Task
Number of lines below with the word "JSON": state it and write nothing more.

Given records
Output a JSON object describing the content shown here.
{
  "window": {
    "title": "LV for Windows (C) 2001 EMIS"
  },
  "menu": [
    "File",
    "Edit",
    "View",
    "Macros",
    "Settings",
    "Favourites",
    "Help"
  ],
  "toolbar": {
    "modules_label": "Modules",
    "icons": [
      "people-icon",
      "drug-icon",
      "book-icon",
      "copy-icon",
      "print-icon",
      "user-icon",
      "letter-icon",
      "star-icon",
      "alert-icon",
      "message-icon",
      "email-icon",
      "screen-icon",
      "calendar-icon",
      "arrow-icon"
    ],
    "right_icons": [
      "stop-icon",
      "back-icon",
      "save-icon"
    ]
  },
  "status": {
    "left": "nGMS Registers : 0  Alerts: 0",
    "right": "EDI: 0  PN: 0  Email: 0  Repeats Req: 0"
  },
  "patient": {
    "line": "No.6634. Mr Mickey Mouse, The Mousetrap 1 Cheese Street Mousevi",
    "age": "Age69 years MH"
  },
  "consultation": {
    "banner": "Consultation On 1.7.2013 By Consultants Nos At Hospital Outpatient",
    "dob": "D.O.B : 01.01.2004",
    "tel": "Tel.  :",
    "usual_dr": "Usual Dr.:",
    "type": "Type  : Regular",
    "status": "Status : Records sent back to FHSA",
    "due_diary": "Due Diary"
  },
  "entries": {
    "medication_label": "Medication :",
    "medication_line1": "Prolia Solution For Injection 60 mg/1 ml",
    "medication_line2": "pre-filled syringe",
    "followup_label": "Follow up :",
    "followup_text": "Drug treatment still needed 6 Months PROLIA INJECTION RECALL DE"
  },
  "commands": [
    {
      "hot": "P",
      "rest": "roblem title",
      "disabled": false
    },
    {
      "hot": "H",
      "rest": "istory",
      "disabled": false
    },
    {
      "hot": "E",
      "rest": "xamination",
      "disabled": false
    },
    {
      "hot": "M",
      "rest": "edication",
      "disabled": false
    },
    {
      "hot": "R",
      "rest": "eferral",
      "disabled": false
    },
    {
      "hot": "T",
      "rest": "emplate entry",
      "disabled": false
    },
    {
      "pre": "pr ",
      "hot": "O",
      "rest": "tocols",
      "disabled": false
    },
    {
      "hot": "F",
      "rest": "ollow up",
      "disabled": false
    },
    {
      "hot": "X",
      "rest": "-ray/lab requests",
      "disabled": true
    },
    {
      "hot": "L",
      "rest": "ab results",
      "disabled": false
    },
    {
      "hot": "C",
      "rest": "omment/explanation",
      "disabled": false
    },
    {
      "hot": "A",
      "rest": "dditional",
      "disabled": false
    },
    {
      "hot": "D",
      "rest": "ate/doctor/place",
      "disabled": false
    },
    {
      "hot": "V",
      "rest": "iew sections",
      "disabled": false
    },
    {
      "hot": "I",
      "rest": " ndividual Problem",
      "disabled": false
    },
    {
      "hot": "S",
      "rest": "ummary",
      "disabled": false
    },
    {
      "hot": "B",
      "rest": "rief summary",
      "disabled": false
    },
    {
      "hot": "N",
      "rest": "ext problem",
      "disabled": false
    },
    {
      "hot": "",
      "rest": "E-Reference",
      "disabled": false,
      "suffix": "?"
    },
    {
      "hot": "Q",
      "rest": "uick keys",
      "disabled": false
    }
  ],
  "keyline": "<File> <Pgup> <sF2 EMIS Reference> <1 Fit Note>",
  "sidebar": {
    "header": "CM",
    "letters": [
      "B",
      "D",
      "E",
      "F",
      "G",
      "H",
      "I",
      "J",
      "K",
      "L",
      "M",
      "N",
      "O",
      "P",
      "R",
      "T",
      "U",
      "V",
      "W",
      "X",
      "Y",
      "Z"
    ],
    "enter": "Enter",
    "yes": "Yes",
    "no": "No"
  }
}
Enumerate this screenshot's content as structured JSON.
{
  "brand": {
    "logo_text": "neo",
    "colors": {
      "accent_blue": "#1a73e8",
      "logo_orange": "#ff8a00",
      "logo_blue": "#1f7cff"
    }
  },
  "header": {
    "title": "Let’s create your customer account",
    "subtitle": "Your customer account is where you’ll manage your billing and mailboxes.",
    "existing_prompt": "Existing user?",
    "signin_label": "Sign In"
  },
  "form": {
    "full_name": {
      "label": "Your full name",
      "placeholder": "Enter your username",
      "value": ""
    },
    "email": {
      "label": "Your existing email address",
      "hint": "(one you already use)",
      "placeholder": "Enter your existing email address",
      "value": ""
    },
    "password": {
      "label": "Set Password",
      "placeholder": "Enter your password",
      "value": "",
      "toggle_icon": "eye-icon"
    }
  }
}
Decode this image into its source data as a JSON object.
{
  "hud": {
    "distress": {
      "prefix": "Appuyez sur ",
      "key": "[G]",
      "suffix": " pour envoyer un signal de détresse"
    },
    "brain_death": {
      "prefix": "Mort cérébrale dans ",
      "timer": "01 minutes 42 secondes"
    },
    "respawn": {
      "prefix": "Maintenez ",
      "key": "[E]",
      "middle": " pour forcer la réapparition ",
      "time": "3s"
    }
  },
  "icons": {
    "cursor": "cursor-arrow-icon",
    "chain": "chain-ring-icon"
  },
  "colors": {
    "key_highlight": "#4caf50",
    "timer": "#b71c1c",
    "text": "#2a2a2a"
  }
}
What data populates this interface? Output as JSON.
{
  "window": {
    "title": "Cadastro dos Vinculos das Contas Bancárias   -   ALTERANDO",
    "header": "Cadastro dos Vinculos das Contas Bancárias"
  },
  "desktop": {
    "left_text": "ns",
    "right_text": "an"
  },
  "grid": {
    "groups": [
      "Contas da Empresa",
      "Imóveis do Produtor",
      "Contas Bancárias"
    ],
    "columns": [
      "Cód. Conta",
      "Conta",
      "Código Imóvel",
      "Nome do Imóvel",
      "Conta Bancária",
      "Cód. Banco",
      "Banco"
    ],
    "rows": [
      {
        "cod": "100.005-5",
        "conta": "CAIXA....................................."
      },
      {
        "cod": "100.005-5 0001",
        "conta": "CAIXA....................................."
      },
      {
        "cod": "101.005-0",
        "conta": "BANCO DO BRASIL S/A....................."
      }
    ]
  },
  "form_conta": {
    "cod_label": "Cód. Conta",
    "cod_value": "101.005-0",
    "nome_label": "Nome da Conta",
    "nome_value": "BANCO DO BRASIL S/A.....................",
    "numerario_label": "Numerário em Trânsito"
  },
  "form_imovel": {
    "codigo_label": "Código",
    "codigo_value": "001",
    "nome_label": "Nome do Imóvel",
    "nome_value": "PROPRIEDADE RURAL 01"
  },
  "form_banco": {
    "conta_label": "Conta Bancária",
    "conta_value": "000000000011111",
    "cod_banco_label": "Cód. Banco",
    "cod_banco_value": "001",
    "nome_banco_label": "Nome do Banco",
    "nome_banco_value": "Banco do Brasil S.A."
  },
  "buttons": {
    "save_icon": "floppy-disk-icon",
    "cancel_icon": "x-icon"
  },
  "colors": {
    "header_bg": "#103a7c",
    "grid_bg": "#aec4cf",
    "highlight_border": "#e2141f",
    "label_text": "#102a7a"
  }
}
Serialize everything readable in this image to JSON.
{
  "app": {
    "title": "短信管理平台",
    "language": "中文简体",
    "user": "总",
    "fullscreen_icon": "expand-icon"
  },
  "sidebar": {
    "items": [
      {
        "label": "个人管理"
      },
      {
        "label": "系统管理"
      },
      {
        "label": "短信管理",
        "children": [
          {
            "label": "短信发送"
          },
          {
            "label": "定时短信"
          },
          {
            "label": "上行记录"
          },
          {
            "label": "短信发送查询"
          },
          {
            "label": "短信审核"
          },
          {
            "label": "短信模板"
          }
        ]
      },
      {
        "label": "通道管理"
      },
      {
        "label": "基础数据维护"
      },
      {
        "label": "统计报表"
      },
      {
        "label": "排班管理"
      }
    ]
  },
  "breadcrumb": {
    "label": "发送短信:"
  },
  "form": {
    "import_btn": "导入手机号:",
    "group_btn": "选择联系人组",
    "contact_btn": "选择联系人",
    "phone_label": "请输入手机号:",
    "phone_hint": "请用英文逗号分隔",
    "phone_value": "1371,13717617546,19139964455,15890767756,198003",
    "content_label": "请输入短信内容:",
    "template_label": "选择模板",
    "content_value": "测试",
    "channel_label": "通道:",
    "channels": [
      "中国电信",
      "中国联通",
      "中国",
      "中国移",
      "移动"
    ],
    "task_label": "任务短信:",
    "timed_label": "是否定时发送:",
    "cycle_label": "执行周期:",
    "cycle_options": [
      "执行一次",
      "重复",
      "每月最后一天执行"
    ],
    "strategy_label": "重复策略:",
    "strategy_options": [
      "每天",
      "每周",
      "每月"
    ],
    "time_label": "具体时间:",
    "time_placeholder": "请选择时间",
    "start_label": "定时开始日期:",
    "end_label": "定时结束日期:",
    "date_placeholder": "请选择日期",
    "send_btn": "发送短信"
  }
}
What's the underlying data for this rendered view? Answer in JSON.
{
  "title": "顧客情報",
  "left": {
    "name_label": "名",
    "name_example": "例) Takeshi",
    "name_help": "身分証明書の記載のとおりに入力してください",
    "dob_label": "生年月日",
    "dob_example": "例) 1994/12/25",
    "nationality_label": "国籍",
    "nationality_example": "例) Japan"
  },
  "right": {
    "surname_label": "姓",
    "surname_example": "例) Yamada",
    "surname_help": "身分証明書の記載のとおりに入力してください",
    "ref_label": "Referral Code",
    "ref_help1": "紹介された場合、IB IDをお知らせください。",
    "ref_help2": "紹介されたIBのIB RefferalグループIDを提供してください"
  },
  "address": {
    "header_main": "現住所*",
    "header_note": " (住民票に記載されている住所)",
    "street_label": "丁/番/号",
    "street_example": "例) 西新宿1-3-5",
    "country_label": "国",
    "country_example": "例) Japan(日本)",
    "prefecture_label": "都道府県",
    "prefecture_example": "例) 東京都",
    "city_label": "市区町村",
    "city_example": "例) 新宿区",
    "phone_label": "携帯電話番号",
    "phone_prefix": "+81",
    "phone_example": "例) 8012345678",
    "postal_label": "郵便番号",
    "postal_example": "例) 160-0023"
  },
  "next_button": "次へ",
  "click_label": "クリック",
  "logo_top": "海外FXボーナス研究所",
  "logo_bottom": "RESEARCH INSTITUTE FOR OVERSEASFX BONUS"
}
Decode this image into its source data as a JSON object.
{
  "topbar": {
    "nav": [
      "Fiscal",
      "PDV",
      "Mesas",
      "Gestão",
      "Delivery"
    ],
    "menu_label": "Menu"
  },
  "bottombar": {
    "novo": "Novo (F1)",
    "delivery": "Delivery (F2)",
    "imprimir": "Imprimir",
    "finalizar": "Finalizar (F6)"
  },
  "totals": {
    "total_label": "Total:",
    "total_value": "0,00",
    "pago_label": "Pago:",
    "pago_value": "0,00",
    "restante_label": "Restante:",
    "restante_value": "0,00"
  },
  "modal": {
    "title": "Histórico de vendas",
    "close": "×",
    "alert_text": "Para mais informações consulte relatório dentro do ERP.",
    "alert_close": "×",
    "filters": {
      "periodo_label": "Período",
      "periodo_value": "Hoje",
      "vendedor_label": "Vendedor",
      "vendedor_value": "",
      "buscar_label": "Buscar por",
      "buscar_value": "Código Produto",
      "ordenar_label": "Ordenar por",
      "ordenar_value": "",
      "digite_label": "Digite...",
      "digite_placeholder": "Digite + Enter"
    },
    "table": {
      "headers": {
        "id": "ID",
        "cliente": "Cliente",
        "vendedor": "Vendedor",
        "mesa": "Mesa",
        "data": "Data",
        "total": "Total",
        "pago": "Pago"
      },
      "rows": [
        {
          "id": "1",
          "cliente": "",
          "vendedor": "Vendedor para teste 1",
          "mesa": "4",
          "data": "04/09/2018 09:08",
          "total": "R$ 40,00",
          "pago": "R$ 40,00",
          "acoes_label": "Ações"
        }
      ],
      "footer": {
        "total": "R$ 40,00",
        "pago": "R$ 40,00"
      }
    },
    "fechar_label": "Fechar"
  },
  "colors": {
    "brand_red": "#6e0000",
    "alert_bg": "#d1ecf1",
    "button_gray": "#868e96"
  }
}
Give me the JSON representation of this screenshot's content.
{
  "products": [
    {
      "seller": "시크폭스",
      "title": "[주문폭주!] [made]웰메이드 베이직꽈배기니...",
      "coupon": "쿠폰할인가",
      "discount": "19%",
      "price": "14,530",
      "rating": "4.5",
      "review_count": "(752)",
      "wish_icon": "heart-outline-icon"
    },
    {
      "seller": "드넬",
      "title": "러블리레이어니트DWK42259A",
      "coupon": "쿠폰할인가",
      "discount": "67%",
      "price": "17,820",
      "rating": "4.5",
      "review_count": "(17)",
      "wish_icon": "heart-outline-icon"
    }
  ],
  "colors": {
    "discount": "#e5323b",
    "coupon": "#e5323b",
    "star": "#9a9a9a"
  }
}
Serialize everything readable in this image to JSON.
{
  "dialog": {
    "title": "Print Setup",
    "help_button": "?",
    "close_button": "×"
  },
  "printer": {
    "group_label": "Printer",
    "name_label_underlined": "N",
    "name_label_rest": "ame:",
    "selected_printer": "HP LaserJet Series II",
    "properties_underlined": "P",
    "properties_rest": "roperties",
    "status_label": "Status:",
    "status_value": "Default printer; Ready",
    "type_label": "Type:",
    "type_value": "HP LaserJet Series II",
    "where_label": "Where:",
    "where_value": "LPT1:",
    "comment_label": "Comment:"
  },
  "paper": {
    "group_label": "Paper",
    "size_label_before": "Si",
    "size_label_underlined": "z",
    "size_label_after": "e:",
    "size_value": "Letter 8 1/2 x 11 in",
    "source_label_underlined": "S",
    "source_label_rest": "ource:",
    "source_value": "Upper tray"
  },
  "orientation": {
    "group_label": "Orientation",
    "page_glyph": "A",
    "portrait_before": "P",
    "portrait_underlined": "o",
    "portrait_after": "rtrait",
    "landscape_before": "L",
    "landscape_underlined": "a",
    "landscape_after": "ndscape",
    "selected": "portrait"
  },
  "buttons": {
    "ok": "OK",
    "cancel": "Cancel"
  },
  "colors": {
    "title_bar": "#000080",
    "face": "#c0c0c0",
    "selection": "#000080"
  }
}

Finished task
9